--- Aim of the task ---
Your answer must be an exact copy of the listing below.

....................

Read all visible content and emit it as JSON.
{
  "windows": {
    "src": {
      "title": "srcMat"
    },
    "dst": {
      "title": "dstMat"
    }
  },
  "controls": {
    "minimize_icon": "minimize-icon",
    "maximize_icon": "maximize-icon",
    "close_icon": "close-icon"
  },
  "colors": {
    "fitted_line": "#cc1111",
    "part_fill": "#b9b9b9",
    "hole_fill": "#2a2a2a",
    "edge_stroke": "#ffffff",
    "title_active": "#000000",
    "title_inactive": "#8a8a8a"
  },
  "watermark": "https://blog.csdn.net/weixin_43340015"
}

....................

--- Problem solution ---
Read all visible content and emit it as JSON.
{
  "windows": {
    "src": {
      "title": "srcMat"
    },
    "dst": {
      "title": "dstMat"
    }
  },
  "controls": {
    "minimize_icon": "minimize-icon",
    "maximize_icon": "maximize-icon",
    "close_icon": "close-icon"
  },
  "colors": {
    "fitted_line": "#cc1111",
    "part_fill": "#b9b9b9",
    "hole_fill": "#2a2a2a",
    "edge_stroke": "#ffffff",
    "title_active": "#000000",
    "title_inactive": "#8a8a8a"
  },
  "watermark": "https://blog.csdn.net/weixin_43340015"
}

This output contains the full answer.